A gardener or farmer’s relationship with a tool goes well beyond practical utility. If a tool lasts long enough and has accompanied you through enough laborious jobs, trust and adoration begins. Perhaps it is because there are so many poorly made tools out there. One certainly comes to expect short-term relationships; in the world of horticulture, the peaceful stepping stone paths are paved with broken and shattered handles.
My first love affair was with a Razorback trenching shovel. The v-shaped spade was red, with a 5” wide blade that cut the soil with truth and beauty. The pointed tip expertly slashed through hard ground, tough tree roots, and bound sod. The wooden handle could withstand amazing amounts of torque and offered me all the leverage I could ask for. This shovel spoke to me so much so that I etched “trust me” at the base of the wooden shaft. My love for Old Trusty grew as my use of him diversified. I began using him for jobs normally undertaken by rakes, pitchforks, and pick axes. He was never far from reach. I took him camping, not for practicality, but because he loved the mountain air.
His simple assurance of “trust me” never failed in the 5 years that he was with me. As I ended my time at the university I worked at, I was faced with a brutal decision. Technically Old Trusty was not my property. I contemplated smuggling him out, with visions of the two of us striking out across the country, on the lam and in love. But I detest thievery, and I knew I could not implicate him in my crime. Then I thought that as a final act, we would dig a trench and I would lay him in and gently push the soil over him. The calluses he tenderly gave me would be the last to touch his well-worn handle. I didn’t do this. It seemed too extreme, even for true love, and I realized the selfishness of taking his love of hard work away. Instead I said an emotional goodbye, placed him in his proper place in the shed and walked away, never to look back.
I now have another Razorback 5” v-shaped red spaded trenching shovel, but I don’t feel the spark. This one doesn’t speak to me. It is practical and useful and a good shovel, but the emotional connection isn’t there, partly because I could never make a cuckold out of Old Trusty.
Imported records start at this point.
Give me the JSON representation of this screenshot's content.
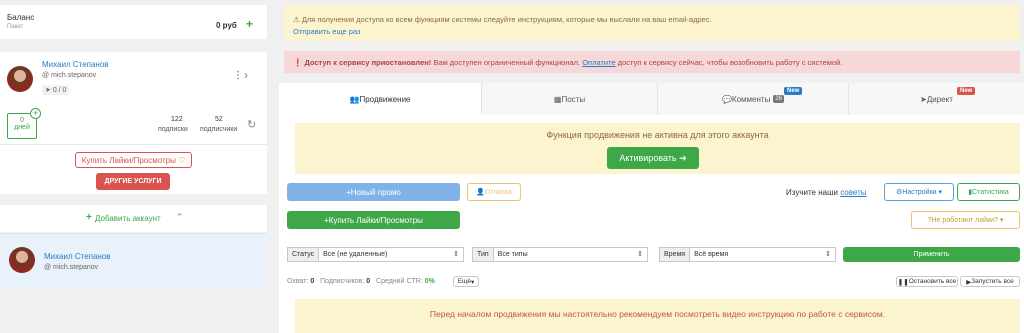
{
  "balance": {
    "label": "Баланс",
    "sublabel": "Пакет",
    "value": "0 руб"
  },
  "account": {
    "name": "Михаил Степанов",
    "username": "@ mich.stepanov",
    "stats_badge": "0 / 0",
    "days_value": "0",
    "days_label": "дней",
    "subscriptions_value": "122",
    "subscriptions_label": "подписки",
    "subscribers_value": "52",
    "subscribers_label": "подписчики"
  },
  "buttons": {
    "buy_likes": "Купить Лайки/Просмотры",
    "other_services": "ДРУГИЕ УСЛУГИ",
    "add_account": "Добавить аккаунт"
  },
  "account_list": [
    {
      "name": "Михаил Степанов",
      "username": "@ mich.stepanov"
    }
  ],
  "alerts": {
    "info_text": "Для получения доступа ко всем функциям системы следуйте инструкциям, которые мы выслали на ваш email-адрес.",
    "info_link": "Отправить еще раз",
    "danger_bold": "Доступ к сервису приостановлен!",
    "danger_text": "Вам доступен ограниченный функционал.",
    "danger_link": "Оплатите",
    "danger_text2": "доступ к сервису сейчас, чтобы возобновить работу с системой."
  },
  "tabs": [
    {
      "label": "Продвижение",
      "icon": "users-icon"
    },
    {
      "label": "Посты",
      "icon": "grid-icon"
    },
    {
      "label": "Комменты",
      "icon": "comments-icon",
      "count": "26",
      "badge": "New"
    },
    {
      "label": "Директ",
      "icon": "send-icon",
      "badge": "New"
    }
  ],
  "promo_banner": {
    "title": "Функция продвижения не активна для этого аккаунта",
    "button": "Активировать"
  },
  "toolbar": {
    "new_promo": "Новый промо",
    "unsubscribe": "Отписка",
    "buy_likes": "Купить Лайки/Просмотры",
    "study_text": "Изучите наши",
    "study_link": "советы",
    "settings": "Настройки",
    "statistics": "Статистика",
    "not_working": "Не работают лайки?"
  },
  "filters": {
    "status_label": "Статус",
    "status_value": "Все (не удаленные)",
    "type_label": "Тип",
    "type_value": "Все типы",
    "time_label": "Время",
    "time_value": "Всё время",
    "apply": "Применить"
  },
  "summary": {
    "reach_label": "Охват:",
    "reach_value": "0",
    "subs_label": "Подписчиков:",
    "subs_value": "0",
    "ctr_label": "Средний CTR:",
    "ctr_value": "0%",
    "more": "Ещё",
    "stop_all": "Остановить все",
    "start_all": "Запустить все"
  },
  "bottom_notice": "Перед началом продвижения мы настоятельно рекомендуем посмотреть видео инструкцию по работе с сервисом.",
  "colors": {
    "green": "#3ea849",
    "blue": "#5a9fe0",
    "red": "#d9534f",
    "link": "#2a7bbf",
    "warning_bg": "#fcf3cf",
    "danger_bg": "#f6d8d8"
  }
}
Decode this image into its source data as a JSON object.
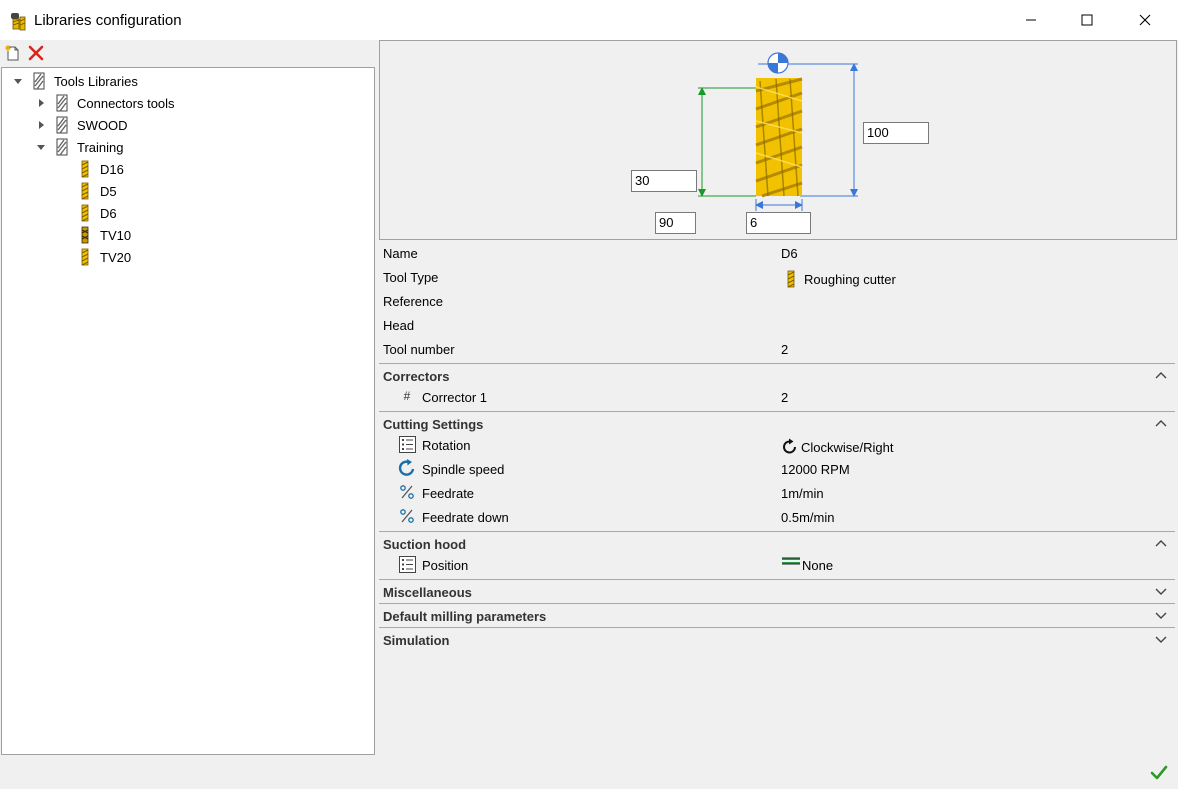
{
  "window": {
    "title": "Libraries configuration"
  },
  "toolbar": {
    "new_icon": "new-document-icon",
    "delete_icon": "delete-icon"
  },
  "tree": {
    "root": "Tools Libraries",
    "libraries": [
      {
        "label": "Connectors tools",
        "expanded": false
      },
      {
        "label": "SWOOD",
        "expanded": false
      },
      {
        "label": "Training",
        "expanded": true
      }
    ],
    "tools": [
      "D16",
      "D5",
      "D6",
      "TV10",
      "TV20"
    ]
  },
  "preview": {
    "dim_length": "100",
    "dim_cut_length": "30",
    "dim_angle": "90",
    "dim_diameter": "6"
  },
  "properties": {
    "name_label": "Name",
    "name_value": "D6",
    "tool_type_label": "Tool Type",
    "tool_type_value": "Roughing cutter",
    "reference_label": "Reference",
    "head_label": "Head",
    "tool_number_label": "Tool number",
    "tool_number_value": "2"
  },
  "sections": {
    "correctors": {
      "title": "Correctors",
      "corrector_label": "Corrector 1",
      "corrector_value": "2"
    },
    "cutting": {
      "title": "Cutting Settings",
      "rotation_label": "Rotation",
      "rotation_value": "Clockwise/Right",
      "spindle_label": "Spindle speed",
      "spindle_value": "12000 RPM",
      "feedrate_label": "Feedrate",
      "feedrate_value": "1m/min",
      "feedrate_down_label": "Feedrate down",
      "feedrate_down_value": "0.5m/min"
    },
    "suction": {
      "title": "Suction hood",
      "position_label": "Position",
      "position_value": "None"
    },
    "misc": {
      "title": "Miscellaneous"
    },
    "milling": {
      "title": "Default milling parameters"
    },
    "simulation": {
      "title": "Simulation"
    }
  },
  "colors": {
    "dim_blue": "#3a78d8",
    "dim_green": "#1a9a2a",
    "tool_yellow": "#f2c200",
    "ok_green": "#2a9a2a",
    "delete_red": "#d9261c"
  }
}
If Old Trusty was my first love, my Felco #2 hand bypass pruners are the love of my life, my soul mate. They are the tool I want to grow old with. They’ve been with me for almost nine years. Like most relationships, at first I took them for granted and thought them little more than a well-made tool. As the years passed, the slow burn of respectful love grew. They hang at my right side, ready for action as I pull them from their leather holster. They selflessly perform any task I require, many times outside of their job description. They are simply and elegantly designed. Their craftsmanship and strength is unmatched.
One of the simple pleasures in my life is to completely dissemble, meticulously clean, grease, sharpen, and reassemble my snips. I did not realize how deeply intimate this act was to me until I demonstrated this ceremony in front of my Farmscape colleagues. My voice quavered with nervous emotion as I described the process for the first time. I said I liked to put some music on, maybe have a nice glass of beer, and really spend some time on them. A chuckle arose; they thought I was joking. I was not.
My snips still have the original blade, and it has been whittled down a 1/8” slimmer than when new. A new blade sits waiting in my desk drawer, but I have not been able to part with the original yet. I know my snips so intimately that I make minor alignment adjustments to the cutting and anvil blades by putting them up to my ear and listening to the sound. They speak to me, and I try my best to listen.
We all experience intimacy with objects that help us perform good work. Like a author’s fondness for their typewriter, a baseball player’s care for their glove, or a seamstress’ adoration of a timeless sewing machine, so goes our love for any lasting tool that performs gracefully.
It is becoming harder and harder however to form these relationships; so many things are built without longevity in mind. I am grateful for my MacBook and the convenience it provides, but I can’t imagine loving it. Too often it betrays me with erratic behavior, and I know as it continues to slow and pinwheels itself through simple tasks that its days are numbered.
In the end, it might be craftsmanship that I admire. Well made items that last afford the time that one needs to fall in love. As I show my appreciation through proper care and respect, in return I am given the selfless and elegant execution of the tasks I request. If you are fortunate enough to come across a tool that selflessly gives you unquestionable performance, be grateful, pay attention and listen as they sing their song of love.